All contact centers have escalated calls that must be handled. Your strategy to handle escalated calls is an extremely important part of your customer service delivery plan. Clients who have problems that have not been handled to their satisfaction are those who can inflict the most market damage to your call center’s reputation. On average, each dissatisfied client will tell more than twenty people about the experience. However, an effective service recovery negates the negative effect and actually increases loyalty to your company.
Whether or not your contact center actually caused the problem, you are responsible for it. How effective is your escalation team? You must depend on them to complete an effective service recovery and preserve the relationship (that is, the asset base of your company). Research indicates that customers who have had a problem that has been effectively addressed are more loyal to the company than those customers who never had a problem. This may be surprising, but it underscores the importance of the escalation team to your company.
Quantifying customer satisfaction with the agents that handle escalated calls often meets with resistance. The automatic reaction is that clients handled by the escalation team are already unhappy with the situation and will certainly give low evaluations of the service provided. The thought is that there is nothing that will make these people happy, short of giving them free service.
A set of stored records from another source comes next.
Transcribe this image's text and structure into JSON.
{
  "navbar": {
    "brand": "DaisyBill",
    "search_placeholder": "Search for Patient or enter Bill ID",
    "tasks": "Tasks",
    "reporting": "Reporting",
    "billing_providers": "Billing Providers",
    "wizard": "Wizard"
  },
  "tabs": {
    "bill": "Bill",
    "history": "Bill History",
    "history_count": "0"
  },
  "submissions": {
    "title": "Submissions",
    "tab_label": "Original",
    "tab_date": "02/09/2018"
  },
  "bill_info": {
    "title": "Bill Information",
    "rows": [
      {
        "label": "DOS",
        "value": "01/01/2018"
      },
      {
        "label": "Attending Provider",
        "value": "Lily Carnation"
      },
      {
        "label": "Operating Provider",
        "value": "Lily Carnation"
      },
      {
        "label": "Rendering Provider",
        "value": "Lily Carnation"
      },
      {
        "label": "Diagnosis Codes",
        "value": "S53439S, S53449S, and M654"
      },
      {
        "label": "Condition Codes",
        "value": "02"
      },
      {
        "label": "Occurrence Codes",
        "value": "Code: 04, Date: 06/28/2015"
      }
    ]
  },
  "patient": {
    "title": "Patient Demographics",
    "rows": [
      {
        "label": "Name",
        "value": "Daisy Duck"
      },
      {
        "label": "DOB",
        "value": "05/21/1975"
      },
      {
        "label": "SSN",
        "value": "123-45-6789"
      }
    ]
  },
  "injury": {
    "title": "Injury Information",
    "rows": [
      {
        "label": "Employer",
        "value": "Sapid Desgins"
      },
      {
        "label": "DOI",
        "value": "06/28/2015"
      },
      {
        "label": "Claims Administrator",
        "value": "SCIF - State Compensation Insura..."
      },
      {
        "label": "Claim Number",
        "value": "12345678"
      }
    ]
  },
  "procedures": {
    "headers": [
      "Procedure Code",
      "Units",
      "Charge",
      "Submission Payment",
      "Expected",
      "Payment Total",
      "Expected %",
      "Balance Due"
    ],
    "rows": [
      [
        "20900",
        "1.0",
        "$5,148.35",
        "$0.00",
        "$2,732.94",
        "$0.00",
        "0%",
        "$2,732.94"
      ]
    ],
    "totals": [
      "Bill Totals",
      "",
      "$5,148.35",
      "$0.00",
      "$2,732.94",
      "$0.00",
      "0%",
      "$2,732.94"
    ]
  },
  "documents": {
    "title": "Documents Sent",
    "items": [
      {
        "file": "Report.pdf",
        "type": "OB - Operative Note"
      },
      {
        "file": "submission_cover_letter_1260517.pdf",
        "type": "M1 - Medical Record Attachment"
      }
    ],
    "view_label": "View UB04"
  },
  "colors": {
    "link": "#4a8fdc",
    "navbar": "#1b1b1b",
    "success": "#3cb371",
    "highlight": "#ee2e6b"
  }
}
Unfortunately, omitting the escalation staff from your caller satisfaction measurement program and thereby not holding the team accountable to the caller evaluations of services can be a costly mistake.
Callers with issues that must be escalated are part of the reality within your overall service delivery. This portion of your strategy must be measured and must demonstrate continuous improvement over time as expected for all teams. The same post-call survey questions should be asked of the clients to ensure an apples-to-apples comparison is possible across the teams in your contact center.
While scores are not as impossibly dismal as you may expect, Customer Relationship Metrics’ research indicates that the scores will be slightly lower. This may simply be a result of the client being transferred when the call is escalated.
After your post-call survey program has been in place for two months, you can quantify the consistent gap in scores (if any) between the escalation staff and the first tier agents. As with any team, the goal and expectations for improvement are based on a calculated month-to-month improvement to reach the year end goal. While the escalation staff may have a slightly lower goal, it should be challenged to stretch in the same proportion as any other team. Considering the contribution to your call center’s bottom line, you cannot afford to overlook customer satisfaction measures for the escalation staff.
Don’t underestimate your clients. They are quite capable of understanding the underlying effectiveness of the resolution. They will bestow scores accordingly. Hopefully, your escalation staff is trained to solve problems, to think outside of the box, and to even say “No,” in a way that leaves the client satisfied. You must measure the clients’ perception in order to prove the value of your escalation team and the amount of revenue saved by them. Loyalty is at stake.
Jodie Monger, Ph.D., is the President of Customer Relationship Metrics, L.C. For more information about completely automated telephone surveys, contact Jim Rembach at 336-288-8226, firstname.lastname@example.org, or call their demo line at 866-537-8500.
[From Connection Magazine – October 2004]